Home / Natural History / Welcome to the Alpine Zone

Welcome to the Alpine Zone

Welcome to the Alpine Zone
Welcome to the Alpine Zone

The area above treeline in the White Mountains of New Hampshire is called the Alpine Zone. It is an inhospitable place for plant life which is exposed to extreme conditions including high wind, heavy cloud cover, high precipitation, low temperatures and a short growing season. Yet many of the plants that grow here are well-adapted to the conditions.

The best time of year to spot these rare plants is in June when they’re flowering. I was lucky to see some of these plants on the Appalachian Trail while traversing the Northern Presidentials and the Mahoosuc Range in New Hampshire and southern Maine.

Diapensia lapponica
Diapensia lapponica

This is Diapensia lapponica, just before flowering This photo was taken near Edmands Col just before my final ascent of Mt Jefferson in the Northern Presidentials.

Ledum Groenlandicum
Ledum Groenlandicum

This plant is known as Labrador Tea (Ledum Groenlandicum). It is found in bogs in the alpine zone. This photo was taken while traversing one in Maine on top of a mountain called Mahoosuc Arm.

Lapland Rosebay (Rhododendron Lapponicum)
Lapland Rosebay (Rhododendron Lapponicum)

I spotted these lovely purple flowers called Lapland Rosebay (Rhododendron Lapponicum) on Mt Madison in the Northern Presidentials.

As a budding naturalist, I hope I’ve identified the species here correctly. If this is something you’d like to learn more about, I recommend the AMC Field Guide to the New England Alpine Summits.

Written 2009. Updated 2015.

Most Popular Searches

  • alpine zone new hampshire

2 comments

  1. Just out of curiosity, what is the temperature at this time of year in the Alpine Zone?

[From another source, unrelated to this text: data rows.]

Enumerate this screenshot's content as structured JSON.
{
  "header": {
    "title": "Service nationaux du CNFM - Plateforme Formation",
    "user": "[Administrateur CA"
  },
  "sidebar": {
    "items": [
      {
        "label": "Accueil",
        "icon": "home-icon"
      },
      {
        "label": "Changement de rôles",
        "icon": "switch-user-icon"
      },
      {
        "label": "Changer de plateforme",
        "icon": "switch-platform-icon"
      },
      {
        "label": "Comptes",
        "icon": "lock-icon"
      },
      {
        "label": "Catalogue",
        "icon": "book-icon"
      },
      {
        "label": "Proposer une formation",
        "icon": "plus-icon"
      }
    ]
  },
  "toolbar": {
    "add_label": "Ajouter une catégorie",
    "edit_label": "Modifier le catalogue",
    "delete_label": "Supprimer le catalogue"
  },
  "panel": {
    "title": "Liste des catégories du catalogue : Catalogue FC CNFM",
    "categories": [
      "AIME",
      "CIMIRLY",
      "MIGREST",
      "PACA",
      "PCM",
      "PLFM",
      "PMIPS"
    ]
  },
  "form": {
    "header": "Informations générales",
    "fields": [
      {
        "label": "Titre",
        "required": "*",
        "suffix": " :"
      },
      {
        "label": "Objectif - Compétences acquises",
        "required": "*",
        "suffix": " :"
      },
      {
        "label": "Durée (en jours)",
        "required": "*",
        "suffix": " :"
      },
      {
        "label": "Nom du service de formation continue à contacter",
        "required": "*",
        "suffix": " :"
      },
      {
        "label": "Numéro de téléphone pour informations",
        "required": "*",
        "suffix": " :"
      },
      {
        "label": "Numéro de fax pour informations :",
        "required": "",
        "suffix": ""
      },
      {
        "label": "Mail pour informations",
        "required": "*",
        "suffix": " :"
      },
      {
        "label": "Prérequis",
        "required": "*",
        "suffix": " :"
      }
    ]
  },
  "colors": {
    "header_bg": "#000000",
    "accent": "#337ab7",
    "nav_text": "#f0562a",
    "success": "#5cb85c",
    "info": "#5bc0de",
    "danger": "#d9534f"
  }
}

    My family and I went to Shenandoah National Park today. It was a good 10 degrees cooler in the park then our home 45 minutes away. I was surprised to see so many flowers still in bloom…which, with the exception of only a few…are generally referred to by me as "the white one", "the purple one", "that one over there", etc. Course, I know what wild blackberries look like and watched handfuls of them go straight into my mouth.

  2. 60-70's during the day, depending on the wind, but the weather can change radically in just a few hours in the White Mountains (NH) and get downright nasty. It seems that the flowers are also out on the west coast in June. Calipidder and Trailcooking.com also have recent posts about mountain meadows in bloom.

Leave a Reply

Your email address will not be published. Required fields are marked *